With Uche Nnadozie
I just flipped through a newspaper. The report claims that a lecturer at the University of Ibadan committed suicide, although possible motives were not adduced, however friends, family and colleagues think this crime was committed because the man has been frustrated and depressed for a long time. Here is a mathematics major, who has had his master’s degree since God knows when, but who for inexplicable reasons has been unable to obtain his PhD from UI for a whopping 22 years. This is tyranny writ large. The first thing is to think that the man has been a dullard. Here is the thing, except you have not tried to study at post graduate level in Nigerian universities, especially those in Southern Nigeria, you will begin to doubt the dead man or his relatives’ accounts. In fact, the frustration begins as soon as you take courses to complete your master’s programme.
The PhD programme in a typical Nigerian university is often laced with all manner of temptations. Your supervisor instantly becomes God. You must not just worship him or her, you must worship everything around him. You pick his or her bills depending on how economically viable you are. Otherwise you become his slave. Most of his errands will be run by you. You will literarily wash his feet with your spittle. You are at his beck and call at all times, washing car here, sweeping offices there. You are teaching on his behalf at undergraduate level or marking scripts at any level. He stays away from work but receives the alert; however, you the slave must do the work for him and be paid no dime. Indeed, you will be grateful you did. You need such odd jobs to know you are on the “right” side. If you don’t get it, then your topic will never be “research viable”, your supervisor will go on “leave”, on course, to conference or get an appointment. You will wait! Oh woe betides you if he dies, or reports to the faculty that he can no longer supervise you. Think for a minute if your supervisor claims you are “rude”!

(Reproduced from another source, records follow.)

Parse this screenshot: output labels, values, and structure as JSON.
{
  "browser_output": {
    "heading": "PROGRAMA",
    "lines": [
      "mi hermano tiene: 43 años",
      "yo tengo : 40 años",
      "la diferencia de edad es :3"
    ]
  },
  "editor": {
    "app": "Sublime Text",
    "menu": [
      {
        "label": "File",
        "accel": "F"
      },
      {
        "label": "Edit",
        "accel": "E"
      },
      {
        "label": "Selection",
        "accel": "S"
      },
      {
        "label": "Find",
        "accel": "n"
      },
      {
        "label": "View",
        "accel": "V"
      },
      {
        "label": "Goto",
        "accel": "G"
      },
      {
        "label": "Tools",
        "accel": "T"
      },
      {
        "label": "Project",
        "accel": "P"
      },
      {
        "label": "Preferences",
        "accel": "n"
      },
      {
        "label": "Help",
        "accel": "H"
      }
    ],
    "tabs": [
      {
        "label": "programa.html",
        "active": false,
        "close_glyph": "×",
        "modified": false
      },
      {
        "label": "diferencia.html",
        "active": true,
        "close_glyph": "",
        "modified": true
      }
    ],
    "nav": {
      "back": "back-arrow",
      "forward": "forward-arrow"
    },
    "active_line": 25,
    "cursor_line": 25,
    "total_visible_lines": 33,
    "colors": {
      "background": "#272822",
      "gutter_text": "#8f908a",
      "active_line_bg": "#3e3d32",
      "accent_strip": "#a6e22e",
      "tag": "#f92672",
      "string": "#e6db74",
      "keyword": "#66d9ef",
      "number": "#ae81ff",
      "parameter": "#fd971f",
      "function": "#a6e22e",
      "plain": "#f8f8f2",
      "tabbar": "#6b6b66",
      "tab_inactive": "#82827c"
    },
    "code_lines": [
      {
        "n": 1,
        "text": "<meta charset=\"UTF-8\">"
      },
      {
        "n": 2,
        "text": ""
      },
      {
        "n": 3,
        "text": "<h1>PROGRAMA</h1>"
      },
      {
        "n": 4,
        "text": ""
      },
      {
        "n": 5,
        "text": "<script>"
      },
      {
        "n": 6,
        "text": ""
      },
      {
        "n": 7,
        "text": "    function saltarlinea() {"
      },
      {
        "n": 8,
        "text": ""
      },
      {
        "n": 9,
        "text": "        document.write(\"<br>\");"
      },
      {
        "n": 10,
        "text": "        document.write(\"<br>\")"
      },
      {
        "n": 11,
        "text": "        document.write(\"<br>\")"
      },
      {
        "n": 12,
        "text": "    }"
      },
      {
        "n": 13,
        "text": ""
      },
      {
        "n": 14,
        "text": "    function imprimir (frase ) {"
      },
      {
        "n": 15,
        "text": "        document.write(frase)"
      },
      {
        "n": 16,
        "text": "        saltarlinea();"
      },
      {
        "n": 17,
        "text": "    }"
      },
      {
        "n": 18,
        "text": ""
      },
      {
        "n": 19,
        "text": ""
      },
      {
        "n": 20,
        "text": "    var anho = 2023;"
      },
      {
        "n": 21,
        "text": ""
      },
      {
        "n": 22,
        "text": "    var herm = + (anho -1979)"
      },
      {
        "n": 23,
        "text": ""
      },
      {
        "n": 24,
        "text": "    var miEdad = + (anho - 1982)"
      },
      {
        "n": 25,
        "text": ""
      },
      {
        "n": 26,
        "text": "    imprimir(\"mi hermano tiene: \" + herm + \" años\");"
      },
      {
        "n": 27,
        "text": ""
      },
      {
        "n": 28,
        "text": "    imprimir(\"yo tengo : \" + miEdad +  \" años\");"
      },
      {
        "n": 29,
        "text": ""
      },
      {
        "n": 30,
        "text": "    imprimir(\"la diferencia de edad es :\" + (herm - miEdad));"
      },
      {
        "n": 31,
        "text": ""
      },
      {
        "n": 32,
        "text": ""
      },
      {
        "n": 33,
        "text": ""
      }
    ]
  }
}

These supervisors don’t care. They are loud, arrogant and all over the place. They tell students their stories of agony and how they managed to get their PhDs or professorship. They are determined to make you pass through the horror in two or three folds. They are proud to see you reduced to a slave with no worth or no self esteem. It is that bad. Yet the whole system is one big conspiracy. Students don’t speak out, neither the slave masters. But these are the academics that come to the public and pontificate. They tell the society how things should be but they practice these ways and means in breach. They are the perfect green grass and the green snake. They blend into the dictatorship of the ivory tower; a place where no one brooks descent.
Their words are like the perfect dictator, yet they write or speak on television regaling us about democracy and rule of law. Like Christianity, our universities are enclaves of despots.
Many of our professors and other categories of teachers and non academic staff do not think that the university is a place to proffer simple practical solutions to societal problems. Instead, they do everything to ensure our problems are escalated. Tell me one problem they have solved in their campuses, just one? The society don’t have electricity, they don’t too. In spite of all the faculties in engineering and other sciences, universities in Nigeria have failed to provide one solution to electricity needs of the country or even of theirs. They criticise the government, collect money when they go on strike, take salaries and allowances while on strike then take money or sex from students and pass them. How can such a system provide solutions? All they do is compound our problems. Apart from lack of technological innovation, they don’t provide any solution for our social issues. Instead they compound that too.
This type of university teacher is either a former cultist, current cultist or a sex predator. They combine these vices because they have the opportunity to mark scripts and award grades. Not because they are such horrible people ab initio. They do these things because there is a reward no matter how gross. But it doesn’t end there. They also boast about it. They make students who may not play their game suffer for their indiscretion. You may be regularly graded poorly, or in the case of Ph.D candidates, your presentations will always come off bland and without depth. You will be told how stupid you are and why you should not have wasted your time to come take a PhD course as though they that have it have two heads. It is as if they don’t want others to bear the title. It’s like a cult. Even exceptionally brilliant students suffer similar fate (but not all the time).
Till date, government just does not pay attention to these universities. They let them be as though there is some sort of conspiracy to not tamper with them. As a result, all manner of crimes go on in the administration and management of the community called the university. The only time government pays some attention is if the unions go on strike. The negotiations that follow are always outside the school premises. After each negotiation, I don’t see ministers and other negotiators tour these schools up and down the country looking out for the things that they pay for. I don’t see education ministers; Nigeria Universities Commission officials tour schools. They all just sit back in their offices. So the teachers just do what they like. Even legislators on oversight hardly visit schools; hardly go to lecture halls, theatres, halls of residence, laboratories, etc to see things for themselves. They visit the senate building, sit with the senate members, collect some cash and retire to their hotel rooms with some of the female students as escorts.